[Opening DATA FOR THIS EXERCISE section]

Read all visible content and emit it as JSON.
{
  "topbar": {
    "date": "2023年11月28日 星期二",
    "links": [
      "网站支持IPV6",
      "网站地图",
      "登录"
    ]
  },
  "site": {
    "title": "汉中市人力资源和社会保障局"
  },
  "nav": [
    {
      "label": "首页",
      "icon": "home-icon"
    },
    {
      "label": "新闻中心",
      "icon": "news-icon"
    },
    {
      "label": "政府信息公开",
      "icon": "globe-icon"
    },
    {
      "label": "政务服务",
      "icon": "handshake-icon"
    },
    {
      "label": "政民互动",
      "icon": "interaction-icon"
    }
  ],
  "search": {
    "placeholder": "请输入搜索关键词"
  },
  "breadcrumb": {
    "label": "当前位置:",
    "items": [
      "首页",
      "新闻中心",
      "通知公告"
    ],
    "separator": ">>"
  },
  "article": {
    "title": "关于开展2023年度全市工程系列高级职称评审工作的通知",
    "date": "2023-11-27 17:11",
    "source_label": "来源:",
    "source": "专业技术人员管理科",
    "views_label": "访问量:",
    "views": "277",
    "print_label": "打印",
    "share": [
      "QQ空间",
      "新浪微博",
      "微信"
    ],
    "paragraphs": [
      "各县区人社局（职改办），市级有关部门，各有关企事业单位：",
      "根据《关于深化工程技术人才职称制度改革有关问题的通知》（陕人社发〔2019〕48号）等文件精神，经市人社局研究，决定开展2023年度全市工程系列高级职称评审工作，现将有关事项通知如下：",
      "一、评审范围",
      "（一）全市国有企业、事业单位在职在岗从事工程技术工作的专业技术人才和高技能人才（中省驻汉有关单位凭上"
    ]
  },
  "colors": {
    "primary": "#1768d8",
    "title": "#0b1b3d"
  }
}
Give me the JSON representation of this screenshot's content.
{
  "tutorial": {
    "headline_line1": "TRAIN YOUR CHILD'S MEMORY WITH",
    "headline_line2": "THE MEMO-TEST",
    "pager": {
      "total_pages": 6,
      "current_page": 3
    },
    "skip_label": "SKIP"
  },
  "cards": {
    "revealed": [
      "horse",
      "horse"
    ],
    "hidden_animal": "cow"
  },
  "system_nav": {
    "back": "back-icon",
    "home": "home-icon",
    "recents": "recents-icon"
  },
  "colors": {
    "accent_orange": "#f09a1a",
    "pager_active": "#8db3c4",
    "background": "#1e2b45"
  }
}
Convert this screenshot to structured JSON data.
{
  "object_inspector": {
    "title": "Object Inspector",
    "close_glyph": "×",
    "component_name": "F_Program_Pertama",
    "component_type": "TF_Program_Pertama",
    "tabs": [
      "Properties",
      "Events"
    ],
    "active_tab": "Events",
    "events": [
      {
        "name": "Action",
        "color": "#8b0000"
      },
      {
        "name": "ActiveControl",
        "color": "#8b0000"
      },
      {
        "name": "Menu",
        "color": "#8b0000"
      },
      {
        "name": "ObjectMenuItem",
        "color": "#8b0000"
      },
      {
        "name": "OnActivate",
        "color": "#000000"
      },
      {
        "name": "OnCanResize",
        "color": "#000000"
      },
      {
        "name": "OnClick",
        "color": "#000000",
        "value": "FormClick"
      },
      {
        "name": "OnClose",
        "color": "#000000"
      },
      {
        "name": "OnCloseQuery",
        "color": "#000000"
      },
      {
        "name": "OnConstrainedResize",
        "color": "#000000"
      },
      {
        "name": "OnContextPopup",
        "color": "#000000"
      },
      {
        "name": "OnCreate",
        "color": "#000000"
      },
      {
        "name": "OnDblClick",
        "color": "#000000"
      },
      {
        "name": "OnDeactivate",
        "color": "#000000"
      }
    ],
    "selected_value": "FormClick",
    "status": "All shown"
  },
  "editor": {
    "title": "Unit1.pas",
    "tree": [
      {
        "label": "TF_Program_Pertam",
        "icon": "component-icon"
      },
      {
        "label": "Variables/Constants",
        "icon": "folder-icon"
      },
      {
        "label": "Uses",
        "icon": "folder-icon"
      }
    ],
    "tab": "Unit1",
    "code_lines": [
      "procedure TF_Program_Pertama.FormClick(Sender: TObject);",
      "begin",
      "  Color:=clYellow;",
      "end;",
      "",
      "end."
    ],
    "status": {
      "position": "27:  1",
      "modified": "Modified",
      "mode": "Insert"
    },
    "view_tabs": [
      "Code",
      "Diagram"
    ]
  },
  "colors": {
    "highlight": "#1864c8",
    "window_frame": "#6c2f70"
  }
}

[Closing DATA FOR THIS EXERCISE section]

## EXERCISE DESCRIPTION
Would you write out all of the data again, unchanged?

## RESPONSE AREA
Read all visible content and emit it as JSON.
{
  "topbar": {
    "date": "2023年11月28日 星期二",
    "links": [
      "网站支持IPV6",
      "网站地图",
      "登录"
    ]
  },
  "site": {
    "title": "汉中市人力资源和社会保障局"
  },
  "nav": [
    {
      "label": "首页",
      "icon": "home-icon"
    },
    {
      "label": "新闻中心",
      "icon": "news-icon"
    },
    {
      "label": "政府信息公开",
      "icon": "globe-icon"
    },
    {
      "label": "政务服务",
      "icon": "handshake-icon"
    },
    {
      "label": "政民互动",
      "icon": "interaction-icon"
    }
  ],
  "search": {
    "placeholder": "请输入搜索关键词"
  },
  "breadcrumb": {
    "label": "当前位置:",
    "items": [
      "首页",
      "新闻中心",
      "通知公告"
    ],
    "separator": ">>"
  },
  "article": {
    "title": "关于开展2023年度全市工程系列高级职称评审工作的通知",
    "date": "2023-11-27 17:11",
    "source_label": "来源:",
    "source": "专业技术人员管理科",
    "views_label": "访问量:",
    "views": "277",
    "print_label": "打印",
    "share": [
      "QQ空间",
      "新浪微博",
      "微信"
    ],
    "paragraphs": [
      "各县区人社局（职改办），市级有关部门，各有关企事业单位：",
      "根据《关于深化工程技术人才职称制度改革有关问题的通知》（陕人社发〔2019〕48号）等文件精神，经市人社局研究，决定开展2023年度全市工程系列高级职称评审工作，现将有关事项通知如下：",
      "一、评审范围",
      "（一）全市国有企业、事业单位在职在岗从事工程技术工作的专业技术人才和高技能人才（中省驻汉有关单位凭上"
    ]
  },
  "colors": {
    "primary": "#1768d8",
    "title": "#0b1b3d"
  }
}
Give me the JSON representation of this screenshot's content.
{
  "tutorial": {
    "headline_line1": "TRAIN YOUR CHILD'S MEMORY WITH",
    "headline_line2": "THE MEMO-TEST",
    "pager": {
      "total_pages": 6,
      "current_page": 3
    },
    "skip_label": "SKIP"
  },
  "cards": {
    "revealed": [
      "horse",
      "horse"
    ],
    "hidden_animal": "cow"
  },
  "system_nav": {
    "back": "back-icon",
    "home": "home-icon",
    "recents": "recents-icon"
  },
  "colors": {
    "accent_orange": "#f09a1a",
    "pager_active": "#8db3c4",
    "background": "#1e2b45"
  }
}
Convert this screenshot to structured JSON data.
{
  "object_inspector": {
    "title": "Object Inspector",
    "close_glyph": "×",
    "component_name": "F_Program_Pertama",
    "component_type": "TF_Program_Pertama",
    "tabs": [
      "Properties",
      "Events"
    ],
    "active_tab": "Events",
    "events": [
      {
        "name": "Action",
        "color": "#8b0000"
      },
      {
        "name": "ActiveControl",
        "color": "#8b0000"
      },
      {
        "name": "Menu",
        "color": "#8b0000"
      },
      {
        "name": "ObjectMenuItem",
        "color": "#8b0000"
      },
      {
        "name": "OnActivate",
        "color": "#000000"
      },
      {
        "name": "OnCanResize",
        "color": "#000000"
      },
      {
        "name": "OnClick",
        "color": "#000000",
        "value": "FormClick"
      },
      {
        "name": "OnClose",
        "color": "#000000"
      },
      {
        "name": "OnCloseQuery",
        "color": "#000000"
      },
      {
        "name": "OnConstrainedResize",
        "color": "#000000"
      },
      {
        "name": "OnContextPopup",
        "color": "#000000"
      },
      {
        "name": "OnCreate",
        "color": "#000000"
      },
      {
        "name": "OnDblClick",
        "color": "#000000"
      },
      {
        "name": "OnDeactivate",
        "color": "#000000"
      }
    ],
    "selected_value": "FormClick",
    "status": "All shown"
  },
  "editor": {
    "title": "Unit1.pas",
    "tree": [
      {
        "label": "TF_Program_Pertam",
        "icon": "component-icon"
      },
      {
        "label": "Variables/Constants",
        "icon": "folder-icon"
      },
      {
        "label": "Uses",
        "icon": "folder-icon"
      }
    ],
    "tab": "Unit1",
    "code_lines": [
      "procedure TF_Program_Pertama.FormClick(Sender: TObject);",
      "begin",
      "  Color:=clYellow;",
      "end;",
      "",
      "end."
    ],
    "status": {
      "position": "27:  1",
      "modified": "Modified",
      "mode": "Insert"
    },
    "view_tabs": [
      "Code",
      "Diagram"
    ]
  },
  "colors": {
    "highlight": "#1864c8",
    "window_frame": "#6c2f70"
  }
}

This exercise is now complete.